Americans afraid of the bearers of the American Dream, just because, are afraid – even hateful – of the concept of the American Dream, in effect. The same goes for political parties. Likes of the Nevada Senator in The Godfather trilogy, an imaginary character railing against “you and your whole fucking family” coming into “this clean country”, are everyday occurrence in parts of American media that profess blood allegiance to a false prophet. Maybe this is a continuation of the scorched earth policy that their patron saint embarked upon to stoke his base, or maybe it is strategic positioning that I still cannot make out why a political party would do that. As summarized by Peggy Noonan , the Grand Dame of American political commentary, in a recent column, “America hasn’t had so many first- and second-generation Americans since the great European wave of the turn of the last century. The political party that embraces this reality, that becomes part of it, will win the future.” Touché!
I am not expecting an epiphany overnight, but that is not going to stop us. We are here to stay and enrich the experience for all. We are no different than millions before, and after, us. Like it or not, you cannot live without us but you can leave us be. We need neither accolades nor platitudes. The best you can do for us to not create barriers meant just for us. Not that they will keep us away for long, for, we’ll prove ourselves indispensable with our presence, products and promises.
We are here and we will not have it any other way. We can even teach lessons on American Dream to all who are afraid of it, especially Americans.
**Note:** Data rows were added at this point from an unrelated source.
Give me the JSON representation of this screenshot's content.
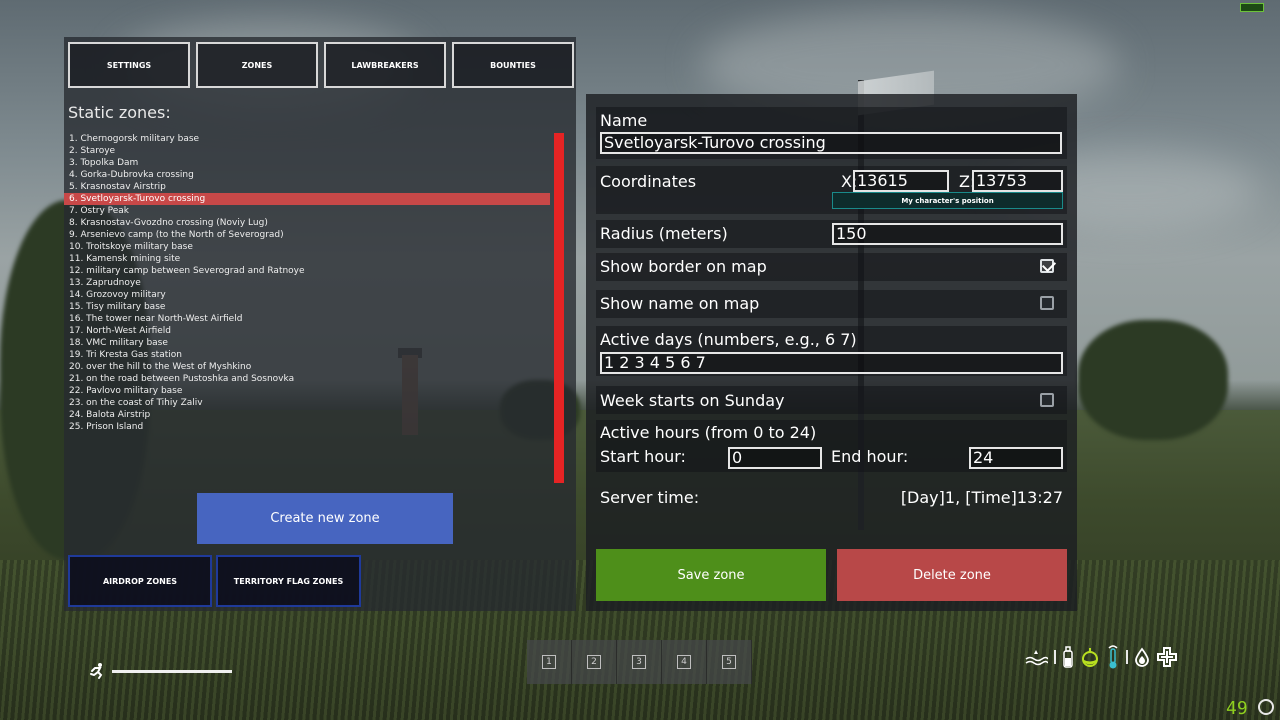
{
  "tabs": [
    "SETTINGS",
    "ZONES",
    "LAWBREAKERS",
    "BOUNTIES"
  ],
  "static_zones": {
    "title": "Static zones:",
    "selected_index": 5,
    "items": [
      "1. Chernogorsk military base",
      "2. Staroye",
      "3. Topolka Dam",
      "4. Gorka-Dubrovka crossing",
      "5. Krasnostav Airstrip",
      "6. Svetloyarsk-Turovo crossing",
      "7. Ostry Peak",
      "8. Krasnostav-Gvozdno crossing (Noviy Lug)",
      "9. Arsenievo camp (to the North of Severograd)",
      "10. Troitskoye military base",
      "11. Kamensk mining site",
      "12. military camp between Severograd and Ratnoye",
      "13. Zaprudnoye",
      "14. Grozovoy military",
      "15. Tisy military base",
      "16. The tower near North-West Airfield",
      "17. North-West Airfield",
      "18. VMC military base",
      "19. Tri Kresta Gas station",
      "20. over the hill to the West of Myshkino",
      "21. on the road between Pustoshka and Sosnovka",
      "22. Pavlovo military base",
      "23. on the coast of Tihiy Zaliv",
      "24. Balota Airstrip",
      "25. Prison Island"
    ]
  },
  "create_button": "Create new zone",
  "sub_tabs": [
    "AIRDROP ZONES",
    "TERRITORY FLAG ZONES"
  ],
  "form": {
    "name_label": "Name",
    "name_value": "Svetloyarsk-Turovo crossing",
    "coordinates_label": "Coordinates",
    "x_label": "X:",
    "x_value": "13615",
    "z_label": "Z:",
    "z_value": "13753",
    "my_position_button": "My character's position",
    "radius_label": "Radius (meters)",
    "radius_value": "150",
    "show_border_label": "Show border on map",
    "show_border_checked": true,
    "show_name_label": "Show name on map",
    "show_name_checked": false,
    "active_days_label": "Active days (numbers, e.g., 6 7)",
    "active_days_value": "1 2 3 4 5 6 7",
    "week_starts_label": "Week starts on Sunday",
    "week_starts_checked": false,
    "active_hours_label": "Active hours (from 0 to 24)",
    "start_hour_label": "Start hour:",
    "start_hour_value": "0",
    "end_hour_label": "End hour:",
    "end_hour_value": "24",
    "server_time_label": "Server time:",
    "server_time_value": "[Day]1, [Time]13:27",
    "save_button": "Save zone",
    "delete_button": "Delete zone"
  },
  "hotbar": [
    "1",
    "2",
    "3",
    "4",
    "5"
  ],
  "hud": {
    "fps": "49",
    "stamina_icon": "running-man-icon",
    "status_icons": [
      "water-icon",
      "bottle-icon",
      "apple-icon",
      "thermometer-icon",
      "blood-drop-icon",
      "health-cross-icon"
    ]
  },
  "colors": {
    "selected_row": "#c84848",
    "scrollbar": "#e52424",
    "create_button": "#4765c0",
    "save_button": "#4e8f1a",
    "delete_button": "#b84848",
    "fps": "#8fd01f"
  }
}
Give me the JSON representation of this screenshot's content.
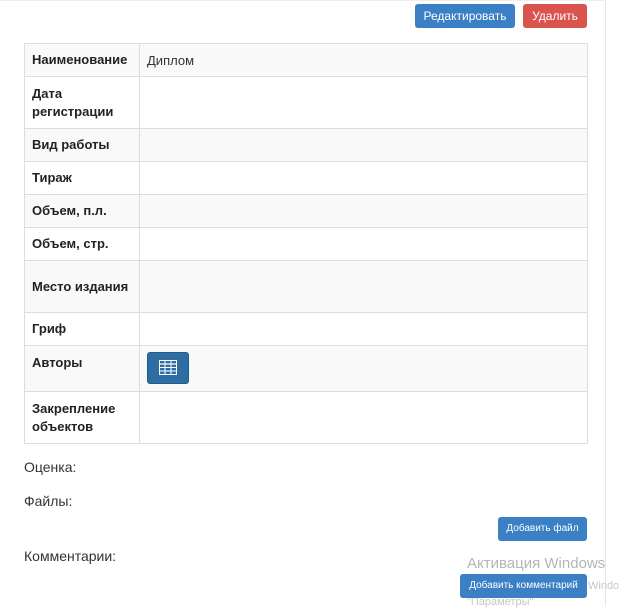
{
  "actions": {
    "edit_label": "Редактировать",
    "delete_label": "Удалить"
  },
  "details": {
    "rows": [
      {
        "label": "Наименование",
        "value": "Диплом"
      },
      {
        "label": "Дата регистрации",
        "value": ""
      },
      {
        "label": "Вид работы",
        "value": ""
      },
      {
        "label": "Тираж",
        "value": ""
      },
      {
        "label": "Объем, п.л.",
        "value": ""
      },
      {
        "label": "Объем, стр.",
        "value": ""
      },
      {
        "label": "Место издания",
        "value": ""
      },
      {
        "label": "Гриф",
        "value": ""
      },
      {
        "label": "Авторы",
        "value": "",
        "icon": "table-grid-icon"
      },
      {
        "label": "Закрепление объектов",
        "value": ""
      }
    ]
  },
  "sections": {
    "rating_label": "Оценка:",
    "files_label": "Файлы:",
    "add_file_label": "Добавить файл",
    "comments_label": "Комментарии:",
    "add_comment_label": "Добавить комментарий"
  },
  "watermark": {
    "title": "Активация Windows",
    "line1": "Windo",
    "line2": "\"Параметры\""
  },
  "colors": {
    "primary": "#3b7fc4",
    "danger": "#d9534f",
    "icon_button": "#2e6da4"
  }
}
These learnings will make one exceptional, it might even reconstruct them as Americans.